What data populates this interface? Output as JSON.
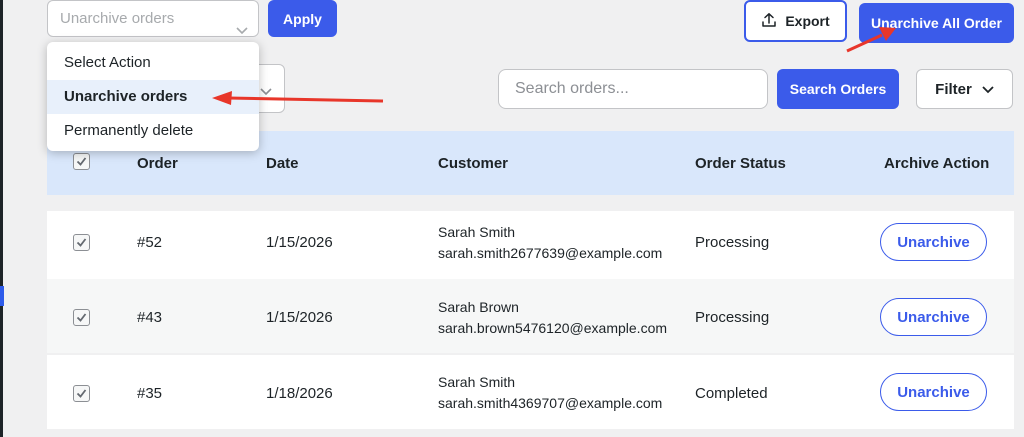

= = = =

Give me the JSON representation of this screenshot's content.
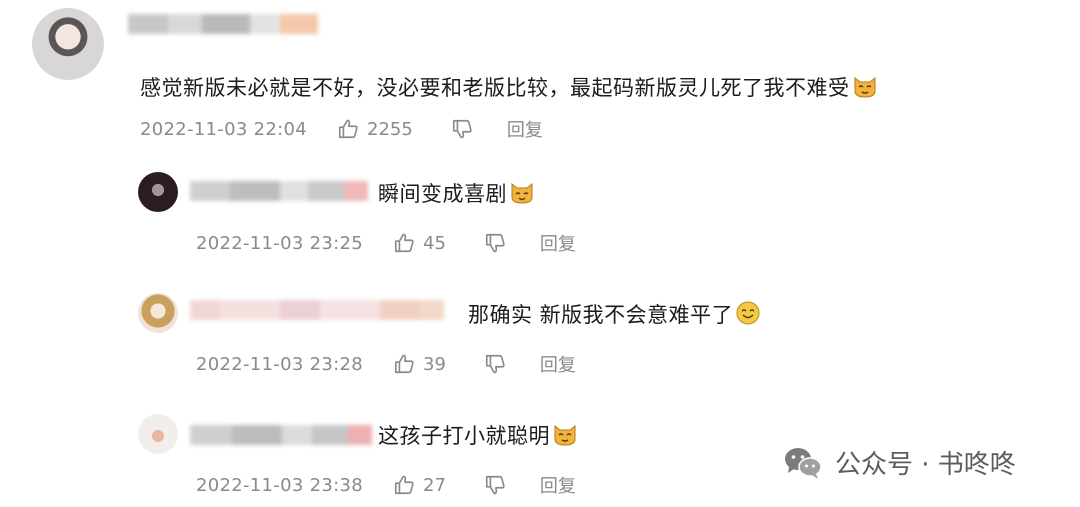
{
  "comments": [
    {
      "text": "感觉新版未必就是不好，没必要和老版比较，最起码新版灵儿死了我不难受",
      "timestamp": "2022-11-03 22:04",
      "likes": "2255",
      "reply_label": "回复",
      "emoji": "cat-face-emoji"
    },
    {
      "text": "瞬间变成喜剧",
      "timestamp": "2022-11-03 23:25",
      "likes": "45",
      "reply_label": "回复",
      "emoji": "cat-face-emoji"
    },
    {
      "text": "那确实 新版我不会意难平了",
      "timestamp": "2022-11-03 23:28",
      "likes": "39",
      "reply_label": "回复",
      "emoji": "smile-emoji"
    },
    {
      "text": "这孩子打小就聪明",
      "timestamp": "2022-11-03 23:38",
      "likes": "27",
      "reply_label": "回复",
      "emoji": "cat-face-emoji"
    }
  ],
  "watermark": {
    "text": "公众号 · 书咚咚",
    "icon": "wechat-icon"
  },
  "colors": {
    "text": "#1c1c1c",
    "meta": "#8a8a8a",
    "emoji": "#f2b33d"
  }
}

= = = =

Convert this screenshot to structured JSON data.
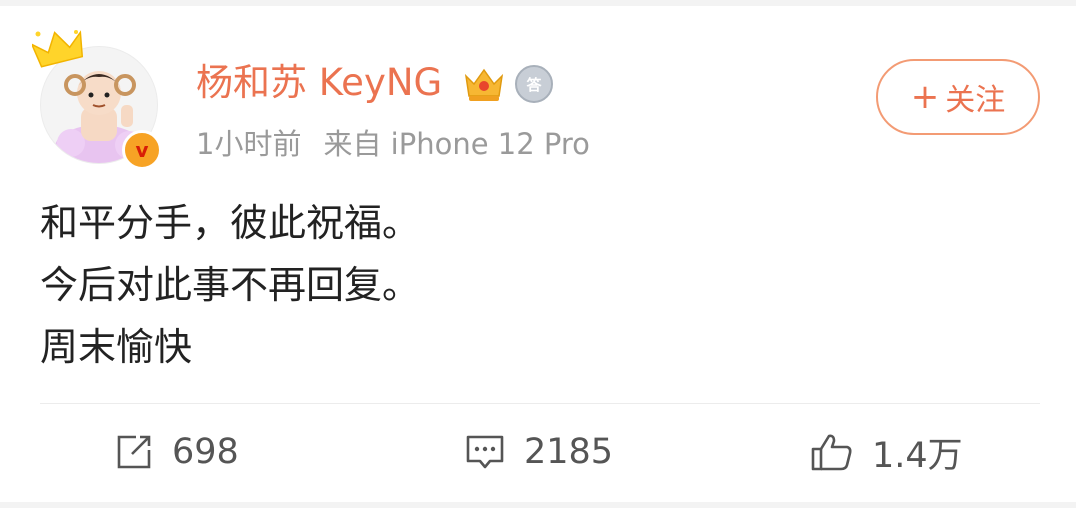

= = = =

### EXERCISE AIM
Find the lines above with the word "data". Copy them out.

### ANSWER
What data populates this interface? Output as JSON.
Convert this screenshot to structured JSON data.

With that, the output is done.